Before a child can be placed for adoption, the child’s mother and father must consent to the adoption. A mother cannot give her consent or relinquishment until at least 12 hours after the child has been born.  A man is determined to be a baby’s father, and therefore must give his consent, if he meets the requirements set forth by the state of Kansas, which include marriage, genetic tests and acknowledging paternity.

If you are an expectant parent concerned about birth father rights in your adoption, please contact Kevin today. He can explain which Kansas adoption laws will apply to your process and help you navigate the complexities of birth father laws.

If the child being adopted is over the age of 14, he or she must give consent for the process, as well.

Once consent for a Kansas adoption is given, it is irrevocable. That’s why all prospective birth parents need an adoption attorney representing their rights — to explain exactly what they are agreeing to with the consent process and to help ensure they are 100 percent confident in their decision before moving forward. If you choose to work with attorney Kevin Kenney for this step, your legal counsel will always be completely free to you.

Kansas Adoption Laws on Finalization

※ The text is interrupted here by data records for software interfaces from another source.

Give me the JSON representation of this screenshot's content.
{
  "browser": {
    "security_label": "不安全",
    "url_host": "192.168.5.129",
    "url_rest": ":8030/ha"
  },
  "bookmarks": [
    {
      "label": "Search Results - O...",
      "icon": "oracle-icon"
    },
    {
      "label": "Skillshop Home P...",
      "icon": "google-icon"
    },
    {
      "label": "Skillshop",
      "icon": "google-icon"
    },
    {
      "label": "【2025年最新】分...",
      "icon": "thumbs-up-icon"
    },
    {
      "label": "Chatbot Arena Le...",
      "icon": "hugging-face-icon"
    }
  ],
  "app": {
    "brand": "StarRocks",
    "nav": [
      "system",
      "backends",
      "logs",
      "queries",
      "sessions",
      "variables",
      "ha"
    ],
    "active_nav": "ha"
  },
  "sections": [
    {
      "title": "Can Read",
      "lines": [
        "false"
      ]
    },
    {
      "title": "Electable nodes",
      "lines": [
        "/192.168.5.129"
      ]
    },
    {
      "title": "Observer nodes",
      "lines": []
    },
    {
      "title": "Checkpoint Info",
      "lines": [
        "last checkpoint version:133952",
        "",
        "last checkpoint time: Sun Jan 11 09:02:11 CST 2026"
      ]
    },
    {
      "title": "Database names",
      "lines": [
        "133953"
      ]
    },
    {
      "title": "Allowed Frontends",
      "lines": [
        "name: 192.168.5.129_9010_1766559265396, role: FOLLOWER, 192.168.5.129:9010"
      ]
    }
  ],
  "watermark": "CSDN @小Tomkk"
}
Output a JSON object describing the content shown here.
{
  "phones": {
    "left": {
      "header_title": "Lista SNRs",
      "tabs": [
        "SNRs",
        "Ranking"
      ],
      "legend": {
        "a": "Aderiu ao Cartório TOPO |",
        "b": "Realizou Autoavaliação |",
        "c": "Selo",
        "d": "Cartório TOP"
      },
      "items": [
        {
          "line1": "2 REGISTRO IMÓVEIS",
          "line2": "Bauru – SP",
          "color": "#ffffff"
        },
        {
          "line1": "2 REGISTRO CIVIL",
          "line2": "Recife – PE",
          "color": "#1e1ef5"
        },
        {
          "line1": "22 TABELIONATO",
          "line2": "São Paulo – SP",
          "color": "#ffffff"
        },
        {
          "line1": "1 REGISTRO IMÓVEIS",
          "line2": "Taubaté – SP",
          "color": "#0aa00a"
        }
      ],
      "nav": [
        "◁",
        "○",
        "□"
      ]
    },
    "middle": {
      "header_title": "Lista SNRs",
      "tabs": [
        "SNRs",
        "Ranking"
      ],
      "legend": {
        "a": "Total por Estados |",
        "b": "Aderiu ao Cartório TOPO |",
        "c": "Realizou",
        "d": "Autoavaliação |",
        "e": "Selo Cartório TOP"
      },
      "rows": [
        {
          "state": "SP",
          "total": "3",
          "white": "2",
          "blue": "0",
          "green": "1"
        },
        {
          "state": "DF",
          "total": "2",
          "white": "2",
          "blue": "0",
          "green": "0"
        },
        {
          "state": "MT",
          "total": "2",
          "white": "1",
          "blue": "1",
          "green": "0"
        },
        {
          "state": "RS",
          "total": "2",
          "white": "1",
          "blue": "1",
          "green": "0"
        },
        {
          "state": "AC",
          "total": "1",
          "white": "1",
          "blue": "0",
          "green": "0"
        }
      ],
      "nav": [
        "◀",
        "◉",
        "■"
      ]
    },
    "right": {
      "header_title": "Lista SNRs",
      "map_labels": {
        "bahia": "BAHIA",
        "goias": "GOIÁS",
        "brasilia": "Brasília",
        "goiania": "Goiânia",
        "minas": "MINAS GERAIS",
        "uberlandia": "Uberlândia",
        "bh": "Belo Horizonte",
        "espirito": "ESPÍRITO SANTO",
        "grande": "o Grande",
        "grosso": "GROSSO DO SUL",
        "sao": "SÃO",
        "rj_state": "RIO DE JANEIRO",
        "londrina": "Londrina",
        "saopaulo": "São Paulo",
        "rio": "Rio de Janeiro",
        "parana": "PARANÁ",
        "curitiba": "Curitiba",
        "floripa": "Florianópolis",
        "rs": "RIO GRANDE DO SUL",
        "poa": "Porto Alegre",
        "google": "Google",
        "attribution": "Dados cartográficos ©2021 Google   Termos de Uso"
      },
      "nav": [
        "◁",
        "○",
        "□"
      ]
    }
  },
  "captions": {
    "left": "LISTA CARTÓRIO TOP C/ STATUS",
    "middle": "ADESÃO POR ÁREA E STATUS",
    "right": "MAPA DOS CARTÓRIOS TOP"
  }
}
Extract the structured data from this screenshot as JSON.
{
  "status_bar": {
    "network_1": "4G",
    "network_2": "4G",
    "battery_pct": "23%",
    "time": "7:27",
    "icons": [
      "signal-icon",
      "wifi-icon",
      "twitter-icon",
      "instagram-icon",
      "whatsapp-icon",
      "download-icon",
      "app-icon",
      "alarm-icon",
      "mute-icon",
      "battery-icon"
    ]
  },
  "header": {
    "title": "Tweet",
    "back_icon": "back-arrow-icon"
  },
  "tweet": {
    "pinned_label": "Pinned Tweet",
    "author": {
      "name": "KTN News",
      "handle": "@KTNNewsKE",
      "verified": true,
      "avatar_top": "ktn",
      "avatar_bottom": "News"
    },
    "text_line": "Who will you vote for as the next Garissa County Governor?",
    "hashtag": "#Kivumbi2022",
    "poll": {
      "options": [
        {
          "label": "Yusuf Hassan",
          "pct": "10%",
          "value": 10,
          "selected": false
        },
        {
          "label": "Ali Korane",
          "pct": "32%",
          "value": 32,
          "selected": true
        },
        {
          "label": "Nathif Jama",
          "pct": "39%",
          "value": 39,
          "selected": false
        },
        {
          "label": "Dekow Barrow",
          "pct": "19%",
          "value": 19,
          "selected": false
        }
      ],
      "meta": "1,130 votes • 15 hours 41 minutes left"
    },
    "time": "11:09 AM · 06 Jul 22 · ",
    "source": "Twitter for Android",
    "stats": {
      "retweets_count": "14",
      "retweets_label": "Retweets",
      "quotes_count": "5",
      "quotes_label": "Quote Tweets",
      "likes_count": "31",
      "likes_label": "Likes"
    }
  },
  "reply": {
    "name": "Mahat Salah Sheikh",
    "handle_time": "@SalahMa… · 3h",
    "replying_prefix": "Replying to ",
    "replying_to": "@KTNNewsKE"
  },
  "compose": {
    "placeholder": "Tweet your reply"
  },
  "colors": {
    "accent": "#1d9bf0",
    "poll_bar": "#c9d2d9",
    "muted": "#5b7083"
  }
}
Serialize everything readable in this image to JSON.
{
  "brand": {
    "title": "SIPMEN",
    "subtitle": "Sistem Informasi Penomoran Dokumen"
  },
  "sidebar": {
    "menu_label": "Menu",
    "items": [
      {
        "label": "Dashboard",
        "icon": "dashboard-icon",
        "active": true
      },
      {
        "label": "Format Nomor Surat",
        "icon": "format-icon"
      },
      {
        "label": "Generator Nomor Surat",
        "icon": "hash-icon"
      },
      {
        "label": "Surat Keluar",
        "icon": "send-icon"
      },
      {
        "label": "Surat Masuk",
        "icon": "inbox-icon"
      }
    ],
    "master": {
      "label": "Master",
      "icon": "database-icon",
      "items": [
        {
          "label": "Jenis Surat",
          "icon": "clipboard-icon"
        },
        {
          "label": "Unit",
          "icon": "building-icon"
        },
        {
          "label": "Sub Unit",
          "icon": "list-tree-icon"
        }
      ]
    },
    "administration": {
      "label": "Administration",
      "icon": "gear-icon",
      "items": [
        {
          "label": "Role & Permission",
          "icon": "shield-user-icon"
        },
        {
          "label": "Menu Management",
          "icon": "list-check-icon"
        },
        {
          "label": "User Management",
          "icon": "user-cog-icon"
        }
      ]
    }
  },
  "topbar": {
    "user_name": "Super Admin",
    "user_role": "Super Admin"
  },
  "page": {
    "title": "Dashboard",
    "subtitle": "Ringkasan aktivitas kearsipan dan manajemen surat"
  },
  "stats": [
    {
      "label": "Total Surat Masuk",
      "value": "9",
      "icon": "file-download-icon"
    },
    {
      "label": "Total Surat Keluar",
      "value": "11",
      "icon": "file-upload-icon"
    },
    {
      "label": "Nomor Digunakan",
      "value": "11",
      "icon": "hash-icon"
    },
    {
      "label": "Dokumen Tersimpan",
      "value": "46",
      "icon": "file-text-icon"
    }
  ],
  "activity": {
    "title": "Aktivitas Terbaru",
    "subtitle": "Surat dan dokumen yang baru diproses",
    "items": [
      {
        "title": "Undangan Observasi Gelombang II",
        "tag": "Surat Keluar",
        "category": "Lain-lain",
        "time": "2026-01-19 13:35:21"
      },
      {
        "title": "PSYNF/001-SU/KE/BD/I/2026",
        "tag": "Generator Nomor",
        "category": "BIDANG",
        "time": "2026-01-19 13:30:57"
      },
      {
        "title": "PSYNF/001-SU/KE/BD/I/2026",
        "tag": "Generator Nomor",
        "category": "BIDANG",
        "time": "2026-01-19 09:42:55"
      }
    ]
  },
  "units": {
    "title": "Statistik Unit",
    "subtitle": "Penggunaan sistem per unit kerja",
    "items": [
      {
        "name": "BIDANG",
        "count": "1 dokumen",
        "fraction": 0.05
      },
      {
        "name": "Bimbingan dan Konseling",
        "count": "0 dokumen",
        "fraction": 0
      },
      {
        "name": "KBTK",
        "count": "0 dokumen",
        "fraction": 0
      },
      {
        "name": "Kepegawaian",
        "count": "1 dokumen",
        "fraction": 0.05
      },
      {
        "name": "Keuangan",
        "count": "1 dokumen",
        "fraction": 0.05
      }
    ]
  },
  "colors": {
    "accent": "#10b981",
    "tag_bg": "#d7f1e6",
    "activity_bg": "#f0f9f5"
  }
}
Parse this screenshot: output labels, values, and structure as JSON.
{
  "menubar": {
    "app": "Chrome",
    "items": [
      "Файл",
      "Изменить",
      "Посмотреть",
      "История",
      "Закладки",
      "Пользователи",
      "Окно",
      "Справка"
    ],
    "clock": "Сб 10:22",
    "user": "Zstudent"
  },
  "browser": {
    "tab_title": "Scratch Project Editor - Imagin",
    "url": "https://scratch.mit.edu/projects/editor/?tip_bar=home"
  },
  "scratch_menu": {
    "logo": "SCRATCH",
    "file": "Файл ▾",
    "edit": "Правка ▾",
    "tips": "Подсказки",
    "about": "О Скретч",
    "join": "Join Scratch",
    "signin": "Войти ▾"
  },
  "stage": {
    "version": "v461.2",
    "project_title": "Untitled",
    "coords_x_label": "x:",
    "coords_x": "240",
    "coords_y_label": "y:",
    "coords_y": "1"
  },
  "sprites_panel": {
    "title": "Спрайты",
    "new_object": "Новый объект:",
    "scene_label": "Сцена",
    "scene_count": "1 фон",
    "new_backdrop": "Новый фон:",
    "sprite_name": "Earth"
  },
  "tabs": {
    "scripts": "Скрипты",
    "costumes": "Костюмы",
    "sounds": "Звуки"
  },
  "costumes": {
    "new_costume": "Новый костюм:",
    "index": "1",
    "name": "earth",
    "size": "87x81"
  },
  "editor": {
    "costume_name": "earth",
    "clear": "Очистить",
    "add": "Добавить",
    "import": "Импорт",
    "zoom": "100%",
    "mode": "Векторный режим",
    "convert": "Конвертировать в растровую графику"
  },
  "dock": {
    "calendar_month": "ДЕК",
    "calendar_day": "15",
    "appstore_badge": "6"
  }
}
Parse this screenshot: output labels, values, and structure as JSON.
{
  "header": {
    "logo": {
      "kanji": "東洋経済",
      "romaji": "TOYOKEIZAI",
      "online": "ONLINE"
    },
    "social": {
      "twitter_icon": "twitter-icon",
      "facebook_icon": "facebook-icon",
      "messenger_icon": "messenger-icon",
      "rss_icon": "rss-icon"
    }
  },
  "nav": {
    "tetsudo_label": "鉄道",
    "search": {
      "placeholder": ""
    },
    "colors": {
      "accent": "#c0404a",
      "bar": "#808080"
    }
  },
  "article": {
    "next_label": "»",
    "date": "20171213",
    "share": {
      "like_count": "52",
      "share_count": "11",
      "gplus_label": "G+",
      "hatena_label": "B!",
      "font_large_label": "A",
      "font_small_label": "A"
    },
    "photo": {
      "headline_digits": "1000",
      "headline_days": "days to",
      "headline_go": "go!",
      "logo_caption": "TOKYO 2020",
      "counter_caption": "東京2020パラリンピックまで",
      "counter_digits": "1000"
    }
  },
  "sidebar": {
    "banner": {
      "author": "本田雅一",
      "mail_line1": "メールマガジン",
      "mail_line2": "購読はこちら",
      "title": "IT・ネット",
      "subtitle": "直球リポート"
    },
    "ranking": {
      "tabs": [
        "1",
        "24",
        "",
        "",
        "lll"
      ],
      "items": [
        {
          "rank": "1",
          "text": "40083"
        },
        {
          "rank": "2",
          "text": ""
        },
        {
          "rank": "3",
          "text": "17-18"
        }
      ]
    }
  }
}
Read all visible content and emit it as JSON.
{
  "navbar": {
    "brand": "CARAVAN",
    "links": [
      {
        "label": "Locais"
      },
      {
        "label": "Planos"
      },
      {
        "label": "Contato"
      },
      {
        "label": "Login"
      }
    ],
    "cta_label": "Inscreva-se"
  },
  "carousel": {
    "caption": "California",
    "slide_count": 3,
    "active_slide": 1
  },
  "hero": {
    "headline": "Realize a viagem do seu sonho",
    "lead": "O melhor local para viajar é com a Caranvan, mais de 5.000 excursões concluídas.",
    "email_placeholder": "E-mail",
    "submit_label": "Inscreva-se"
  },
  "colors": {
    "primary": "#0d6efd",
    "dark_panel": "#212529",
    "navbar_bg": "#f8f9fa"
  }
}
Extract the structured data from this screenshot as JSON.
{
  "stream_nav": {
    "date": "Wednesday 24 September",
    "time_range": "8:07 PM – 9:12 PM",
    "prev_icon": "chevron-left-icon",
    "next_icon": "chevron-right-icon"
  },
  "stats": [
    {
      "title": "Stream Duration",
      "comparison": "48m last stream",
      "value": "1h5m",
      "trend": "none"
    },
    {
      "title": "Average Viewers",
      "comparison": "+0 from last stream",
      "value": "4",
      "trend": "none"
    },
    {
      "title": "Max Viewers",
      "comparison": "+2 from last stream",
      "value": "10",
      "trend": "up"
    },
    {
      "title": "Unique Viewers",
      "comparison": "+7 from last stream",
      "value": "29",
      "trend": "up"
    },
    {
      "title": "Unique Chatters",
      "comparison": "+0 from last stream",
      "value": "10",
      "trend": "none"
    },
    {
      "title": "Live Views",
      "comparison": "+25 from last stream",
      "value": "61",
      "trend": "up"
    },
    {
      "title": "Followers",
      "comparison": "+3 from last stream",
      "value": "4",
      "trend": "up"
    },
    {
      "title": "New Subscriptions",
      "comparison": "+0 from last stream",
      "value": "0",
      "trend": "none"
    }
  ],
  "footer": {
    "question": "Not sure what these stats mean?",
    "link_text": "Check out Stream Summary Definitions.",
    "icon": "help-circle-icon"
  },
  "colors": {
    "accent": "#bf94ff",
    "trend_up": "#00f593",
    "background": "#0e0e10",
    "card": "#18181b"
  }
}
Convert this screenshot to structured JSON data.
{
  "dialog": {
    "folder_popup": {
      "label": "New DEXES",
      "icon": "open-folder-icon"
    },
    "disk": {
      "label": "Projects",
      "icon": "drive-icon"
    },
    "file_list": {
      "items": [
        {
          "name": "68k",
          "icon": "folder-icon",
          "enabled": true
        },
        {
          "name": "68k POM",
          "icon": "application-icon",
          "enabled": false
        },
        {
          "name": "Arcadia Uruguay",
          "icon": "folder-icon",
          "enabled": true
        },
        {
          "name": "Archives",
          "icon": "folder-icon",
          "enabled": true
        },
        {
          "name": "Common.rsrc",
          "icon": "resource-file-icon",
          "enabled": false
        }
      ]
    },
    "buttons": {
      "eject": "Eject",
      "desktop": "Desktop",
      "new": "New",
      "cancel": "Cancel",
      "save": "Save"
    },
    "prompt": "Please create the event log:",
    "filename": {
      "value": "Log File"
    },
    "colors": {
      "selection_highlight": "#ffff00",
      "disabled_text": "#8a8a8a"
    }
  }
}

If you are adopting a child in Kansas, you will need to complete an adoption finalization before your process is officially complete. Usually, this involves a court hearing about six months after placement. During this hearing, a judge reviews the adoption paperwork and determines whether the adoption was completed legally and is in the best interest of the child. If so, he or she issues a final decree of adoption.

You will need a local adoption attorney’s guidance during this process. Attorney Kevin Kenney can help you prepare for this hearing, gather your necessary paperwork and schedule the finalization appearance. Once the finalization is complete, he can also help you obtain a new birth certificate for your adopted child.

What About Kansas Adoption Records?

There is another important aspect of Kansas adoption laws: adoption records. When an adoption is finalized in Kansas, the records are sealed to protect the identity of the birth parents, the adoptive parents and the adoptee. These records often remain sealed until a party to the adoption wishes them to be opened.

If you are interested in accessing Kansas adoption records (either your own or those belonging to a friend or relative), you often want to start with the county clerk where the adoption was finalized. However, if you are having trouble finding and opening adoption records in Kansas, an adoption attorney may be necessary. You can always schedule a consultation with Kevin to learn more about this process.

If you have any other questions about Kansas adoption laws, don’t hesitate to reach out to our legal professionals for more information. Remember, each adoption process is unique; there is no “one-size-fits-all” when it comes to adoption laws in Kansas. Having an adoption attorney guide you through the legal process will make it much easier for you, as the information presented in this article is not intended to be and should not be taken as legal advice.

Find out more by scheduling a consultation with attorney Kevin Kenney today.